═════ Given data
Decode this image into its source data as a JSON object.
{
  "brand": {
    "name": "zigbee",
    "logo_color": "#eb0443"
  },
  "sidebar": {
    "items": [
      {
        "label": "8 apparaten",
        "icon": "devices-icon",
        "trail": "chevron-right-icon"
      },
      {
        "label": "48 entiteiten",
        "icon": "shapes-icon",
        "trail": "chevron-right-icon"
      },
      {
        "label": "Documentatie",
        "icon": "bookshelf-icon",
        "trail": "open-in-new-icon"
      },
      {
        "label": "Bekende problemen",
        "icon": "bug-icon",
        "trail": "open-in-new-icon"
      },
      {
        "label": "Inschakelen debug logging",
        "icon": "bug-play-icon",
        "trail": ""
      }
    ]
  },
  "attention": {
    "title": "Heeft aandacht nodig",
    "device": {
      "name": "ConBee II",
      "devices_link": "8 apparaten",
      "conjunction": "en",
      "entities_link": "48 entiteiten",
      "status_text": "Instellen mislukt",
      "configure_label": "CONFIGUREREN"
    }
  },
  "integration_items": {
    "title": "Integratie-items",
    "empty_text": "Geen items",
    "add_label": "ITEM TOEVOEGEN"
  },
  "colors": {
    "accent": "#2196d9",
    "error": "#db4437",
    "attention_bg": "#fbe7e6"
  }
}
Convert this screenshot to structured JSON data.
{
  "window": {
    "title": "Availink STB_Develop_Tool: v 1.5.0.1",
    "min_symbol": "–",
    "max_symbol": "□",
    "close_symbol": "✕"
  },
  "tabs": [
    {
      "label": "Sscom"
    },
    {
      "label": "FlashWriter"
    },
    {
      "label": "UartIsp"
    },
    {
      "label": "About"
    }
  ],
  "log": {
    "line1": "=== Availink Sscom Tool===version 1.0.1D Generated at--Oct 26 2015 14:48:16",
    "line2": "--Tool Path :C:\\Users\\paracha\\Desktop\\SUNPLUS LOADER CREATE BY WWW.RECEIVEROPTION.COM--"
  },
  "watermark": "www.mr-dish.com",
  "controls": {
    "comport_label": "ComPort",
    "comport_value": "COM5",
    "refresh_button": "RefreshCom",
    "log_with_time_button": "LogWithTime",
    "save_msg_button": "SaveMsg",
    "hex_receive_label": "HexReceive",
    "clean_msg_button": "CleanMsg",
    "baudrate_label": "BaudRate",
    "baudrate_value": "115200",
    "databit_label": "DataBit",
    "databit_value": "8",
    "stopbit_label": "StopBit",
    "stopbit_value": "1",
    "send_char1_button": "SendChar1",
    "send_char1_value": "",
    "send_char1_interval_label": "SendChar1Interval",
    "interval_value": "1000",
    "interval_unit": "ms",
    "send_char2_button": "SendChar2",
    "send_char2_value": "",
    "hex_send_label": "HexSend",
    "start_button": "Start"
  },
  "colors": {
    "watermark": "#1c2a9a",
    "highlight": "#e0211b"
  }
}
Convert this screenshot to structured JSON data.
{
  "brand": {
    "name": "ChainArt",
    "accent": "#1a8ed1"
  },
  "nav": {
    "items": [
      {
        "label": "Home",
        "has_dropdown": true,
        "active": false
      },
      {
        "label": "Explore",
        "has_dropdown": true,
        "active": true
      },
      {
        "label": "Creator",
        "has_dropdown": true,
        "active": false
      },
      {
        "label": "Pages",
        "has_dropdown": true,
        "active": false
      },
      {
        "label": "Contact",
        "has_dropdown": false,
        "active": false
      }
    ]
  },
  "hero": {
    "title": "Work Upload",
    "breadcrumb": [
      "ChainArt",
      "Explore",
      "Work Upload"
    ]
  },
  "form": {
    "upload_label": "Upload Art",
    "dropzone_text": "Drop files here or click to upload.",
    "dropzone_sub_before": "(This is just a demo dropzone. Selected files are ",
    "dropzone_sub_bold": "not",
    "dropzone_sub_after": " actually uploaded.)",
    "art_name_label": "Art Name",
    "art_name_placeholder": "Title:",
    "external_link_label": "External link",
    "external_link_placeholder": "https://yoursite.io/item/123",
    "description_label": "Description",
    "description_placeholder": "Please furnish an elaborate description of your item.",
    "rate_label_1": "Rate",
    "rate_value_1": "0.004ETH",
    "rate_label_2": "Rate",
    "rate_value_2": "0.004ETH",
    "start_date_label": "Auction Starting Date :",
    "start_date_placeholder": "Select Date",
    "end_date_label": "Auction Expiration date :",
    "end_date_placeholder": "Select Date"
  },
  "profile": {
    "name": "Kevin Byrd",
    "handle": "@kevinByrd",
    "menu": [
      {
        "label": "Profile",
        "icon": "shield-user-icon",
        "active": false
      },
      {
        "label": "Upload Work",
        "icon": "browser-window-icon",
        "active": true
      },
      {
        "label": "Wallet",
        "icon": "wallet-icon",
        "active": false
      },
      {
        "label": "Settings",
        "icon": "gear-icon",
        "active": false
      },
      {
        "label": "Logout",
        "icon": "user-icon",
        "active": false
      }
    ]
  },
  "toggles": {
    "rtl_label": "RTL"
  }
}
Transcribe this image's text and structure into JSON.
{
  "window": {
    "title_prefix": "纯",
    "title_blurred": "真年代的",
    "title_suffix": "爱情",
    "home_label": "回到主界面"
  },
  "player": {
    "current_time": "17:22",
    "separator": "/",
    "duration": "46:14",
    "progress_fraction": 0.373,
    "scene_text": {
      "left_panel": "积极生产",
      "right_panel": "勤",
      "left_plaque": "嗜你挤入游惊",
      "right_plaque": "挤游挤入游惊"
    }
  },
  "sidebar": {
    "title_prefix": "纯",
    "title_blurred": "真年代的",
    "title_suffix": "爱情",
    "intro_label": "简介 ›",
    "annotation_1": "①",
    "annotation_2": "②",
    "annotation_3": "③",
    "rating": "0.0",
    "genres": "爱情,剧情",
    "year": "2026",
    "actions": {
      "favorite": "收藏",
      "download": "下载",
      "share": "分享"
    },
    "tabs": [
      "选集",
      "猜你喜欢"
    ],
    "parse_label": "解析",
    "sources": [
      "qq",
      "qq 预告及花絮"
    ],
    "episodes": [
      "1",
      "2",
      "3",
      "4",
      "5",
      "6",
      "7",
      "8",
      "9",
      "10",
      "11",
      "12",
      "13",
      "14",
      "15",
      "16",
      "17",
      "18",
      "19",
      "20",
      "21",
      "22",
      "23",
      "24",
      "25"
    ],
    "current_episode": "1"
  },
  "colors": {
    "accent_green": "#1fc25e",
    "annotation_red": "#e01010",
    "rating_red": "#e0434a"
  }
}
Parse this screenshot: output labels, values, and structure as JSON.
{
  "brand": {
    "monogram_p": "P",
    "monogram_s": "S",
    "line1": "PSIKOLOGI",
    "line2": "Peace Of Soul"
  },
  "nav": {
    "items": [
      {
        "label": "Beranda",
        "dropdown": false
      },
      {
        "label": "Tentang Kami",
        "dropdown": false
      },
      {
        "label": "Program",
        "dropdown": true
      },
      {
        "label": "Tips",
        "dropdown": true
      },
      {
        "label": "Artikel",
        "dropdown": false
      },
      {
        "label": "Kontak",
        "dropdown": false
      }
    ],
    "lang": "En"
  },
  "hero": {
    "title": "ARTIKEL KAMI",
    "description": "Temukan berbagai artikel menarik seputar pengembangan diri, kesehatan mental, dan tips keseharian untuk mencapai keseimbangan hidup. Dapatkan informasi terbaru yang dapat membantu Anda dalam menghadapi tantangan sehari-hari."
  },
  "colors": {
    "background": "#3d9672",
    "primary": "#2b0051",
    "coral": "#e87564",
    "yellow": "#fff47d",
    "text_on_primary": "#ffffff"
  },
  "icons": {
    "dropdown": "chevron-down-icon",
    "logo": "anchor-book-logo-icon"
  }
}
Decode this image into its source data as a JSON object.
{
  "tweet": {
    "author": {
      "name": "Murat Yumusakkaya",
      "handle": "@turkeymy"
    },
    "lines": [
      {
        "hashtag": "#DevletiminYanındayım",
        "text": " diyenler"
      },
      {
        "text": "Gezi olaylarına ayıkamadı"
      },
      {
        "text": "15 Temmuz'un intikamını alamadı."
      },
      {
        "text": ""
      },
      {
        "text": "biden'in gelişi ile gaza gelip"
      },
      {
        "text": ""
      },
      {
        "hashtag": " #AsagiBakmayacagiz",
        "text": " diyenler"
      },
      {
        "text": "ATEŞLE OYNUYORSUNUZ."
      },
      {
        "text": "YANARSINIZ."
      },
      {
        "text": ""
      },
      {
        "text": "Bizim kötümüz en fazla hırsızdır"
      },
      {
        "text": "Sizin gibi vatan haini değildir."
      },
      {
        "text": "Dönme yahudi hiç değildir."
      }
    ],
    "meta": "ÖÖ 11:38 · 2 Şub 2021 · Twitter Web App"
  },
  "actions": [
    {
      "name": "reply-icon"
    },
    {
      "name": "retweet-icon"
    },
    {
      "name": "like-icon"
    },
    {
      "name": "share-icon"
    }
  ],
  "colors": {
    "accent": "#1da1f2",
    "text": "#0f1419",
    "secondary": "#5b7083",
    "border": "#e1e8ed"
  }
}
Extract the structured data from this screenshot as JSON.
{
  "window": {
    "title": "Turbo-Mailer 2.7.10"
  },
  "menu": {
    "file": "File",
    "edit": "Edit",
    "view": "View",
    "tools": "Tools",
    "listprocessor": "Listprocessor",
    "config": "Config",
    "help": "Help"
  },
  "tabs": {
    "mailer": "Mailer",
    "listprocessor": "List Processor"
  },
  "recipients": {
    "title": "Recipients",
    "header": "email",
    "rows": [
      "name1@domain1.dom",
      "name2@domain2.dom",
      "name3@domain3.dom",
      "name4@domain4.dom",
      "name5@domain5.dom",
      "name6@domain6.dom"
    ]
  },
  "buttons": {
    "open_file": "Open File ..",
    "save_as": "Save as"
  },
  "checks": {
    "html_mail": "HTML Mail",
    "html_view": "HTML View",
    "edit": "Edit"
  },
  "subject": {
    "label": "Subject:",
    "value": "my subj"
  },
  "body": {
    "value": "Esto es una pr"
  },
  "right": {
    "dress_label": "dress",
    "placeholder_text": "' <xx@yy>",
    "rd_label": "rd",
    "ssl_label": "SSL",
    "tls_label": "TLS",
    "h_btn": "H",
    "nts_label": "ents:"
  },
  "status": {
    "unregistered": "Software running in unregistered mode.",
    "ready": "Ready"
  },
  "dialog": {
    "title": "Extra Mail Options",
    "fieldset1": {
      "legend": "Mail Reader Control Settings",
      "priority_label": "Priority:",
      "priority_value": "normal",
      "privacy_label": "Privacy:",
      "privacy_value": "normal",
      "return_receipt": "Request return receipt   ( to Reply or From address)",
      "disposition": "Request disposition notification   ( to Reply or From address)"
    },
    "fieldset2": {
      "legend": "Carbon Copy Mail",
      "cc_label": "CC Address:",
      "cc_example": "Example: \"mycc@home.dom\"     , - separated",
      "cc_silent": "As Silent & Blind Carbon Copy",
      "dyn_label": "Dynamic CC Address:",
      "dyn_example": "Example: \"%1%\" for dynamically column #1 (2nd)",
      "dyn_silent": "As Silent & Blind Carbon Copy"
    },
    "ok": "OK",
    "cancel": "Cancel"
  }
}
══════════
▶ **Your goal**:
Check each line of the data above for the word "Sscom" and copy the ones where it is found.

▶ **The completed task**:
      "label": "Sscom"
    "line1": "=== Availink Sscom Tool===version 1.0.1D Generated at--Oct 26 2015 14:48:16",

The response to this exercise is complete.